The winery had a very large tasting bar that wrapped around as well as a quaint sitting area with leather chairs by a fireplace. I was happy to see that there was also a cheese deli and coffee cafe in case you wanted something to nibble on or a caffeinated pick-me-up. Scattered throughout the tasting room were various items for sale from olive oil to t-shirts to necklaces.
Being the new winery on the block means that everything is up to ADA code, including parking and restrooms. The door into the tasting room, however, was a large wooden door that was a little hard to open. I looked around and did not see a handicapped button that opens the door automatically.The walkway to the tasting room was laid in “flat” cobble stone, so if you have those tiny, roller-blade like wheels be careful not to get one of them wedged between a crack. Finally, there was not a section of the bar that was lowered enough for a wheelchair user, but the bar was not too terribly high.
All and all, this tasting room was easy for a para to get around but it goes to show you that even with brand new public buildings, some times wheelchair accessible guidelines are ignored.
Tucked away in the neighborhood of Ruby Hills Vineyard Estates off highway 84 is the winery called Tenuta. It’s been open since 2003 and because it is so new, everything is up to ADA code. You can pull almost right up to the entrance, which looks like the photo on the left.
The only wines that Tenuta Vineyards produces is a Pinot and and Chardonnay. Everything else is purchased from other wineries, many of which from the Livermore Valley. Besides wines, there were unique crafts and jewelry for sale.
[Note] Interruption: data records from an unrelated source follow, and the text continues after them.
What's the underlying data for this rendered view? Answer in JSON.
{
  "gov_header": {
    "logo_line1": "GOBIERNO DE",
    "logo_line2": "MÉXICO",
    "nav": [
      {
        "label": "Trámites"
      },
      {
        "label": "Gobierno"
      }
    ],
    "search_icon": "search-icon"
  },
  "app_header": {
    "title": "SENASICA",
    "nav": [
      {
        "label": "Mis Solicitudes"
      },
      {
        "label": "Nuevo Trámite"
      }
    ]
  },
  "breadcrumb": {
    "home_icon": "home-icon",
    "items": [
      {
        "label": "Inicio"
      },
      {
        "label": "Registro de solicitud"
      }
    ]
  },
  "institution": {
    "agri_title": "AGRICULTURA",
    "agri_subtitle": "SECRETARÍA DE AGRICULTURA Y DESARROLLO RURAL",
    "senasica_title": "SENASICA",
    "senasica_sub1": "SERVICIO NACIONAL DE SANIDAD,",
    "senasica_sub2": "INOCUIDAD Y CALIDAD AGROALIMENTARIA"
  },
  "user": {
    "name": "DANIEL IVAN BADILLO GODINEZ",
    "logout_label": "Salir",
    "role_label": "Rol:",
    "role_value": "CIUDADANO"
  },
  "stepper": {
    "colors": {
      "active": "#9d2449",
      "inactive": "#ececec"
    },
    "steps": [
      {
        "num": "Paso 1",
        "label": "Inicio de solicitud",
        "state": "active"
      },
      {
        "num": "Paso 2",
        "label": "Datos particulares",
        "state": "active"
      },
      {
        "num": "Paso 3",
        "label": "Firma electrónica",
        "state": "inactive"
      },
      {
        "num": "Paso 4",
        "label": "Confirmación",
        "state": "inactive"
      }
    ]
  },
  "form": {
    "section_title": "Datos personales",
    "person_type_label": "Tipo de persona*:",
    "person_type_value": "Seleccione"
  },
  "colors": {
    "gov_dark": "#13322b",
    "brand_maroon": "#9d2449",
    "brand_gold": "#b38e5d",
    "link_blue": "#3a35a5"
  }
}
The bar was a large half circle design to create a comfortable space between parties. However, what was particularly about this place was a entertainment lounge adjacent to the wine tasting bar, equipped with leather couches and a flat screen television. This of course was the spot where most of the men were hanging out, enjoying Sunday football with a glass of wine. For someone in a wheelchair to access this area, however, one must go outside and up a small ramp to reach this level.
Wente Vineyards is nestled along the sandstone hills of the Livermore Valley and is a destination in itself. It was one of the founding wineries of the area.
The Vineyard Tasting Room is open daily and is located in the Event Center. Disabled parking is available just to the left of this building. While wine tasting a wheelchair user can use the lowered bar area if desired; there is also a handicapped restroom down the hall from the tasting room.
Besides a wide selection of Estate Grown, Reserve, and Nth Degree wines for purchase, there are a number of wine country inspired merchandise; including Wente Vineyards Olive Oil, cheese accessories, wine glass charms, clothing, and more. Furthermore, right outside the tasting room is a patio with tables and chairs and is a great spot to enjoy a bottle of wine while admiring the ambiance of the wine country views.
There are tours through the sandstone caves as well as private tastings. However, times and availability vary throughout the year, so give the tasting room a call for more information 925.456.2405.
White Crane Winery
The White Crane Winery is located deep in the heart of the Livermore Valley Wine Country. It has a small, quaint tasting room with an exceptionally friendly staff. One wheelchair accessible parking spot is available almost right outside the door. There is a cute outdoor patio but unfortunately no restroom.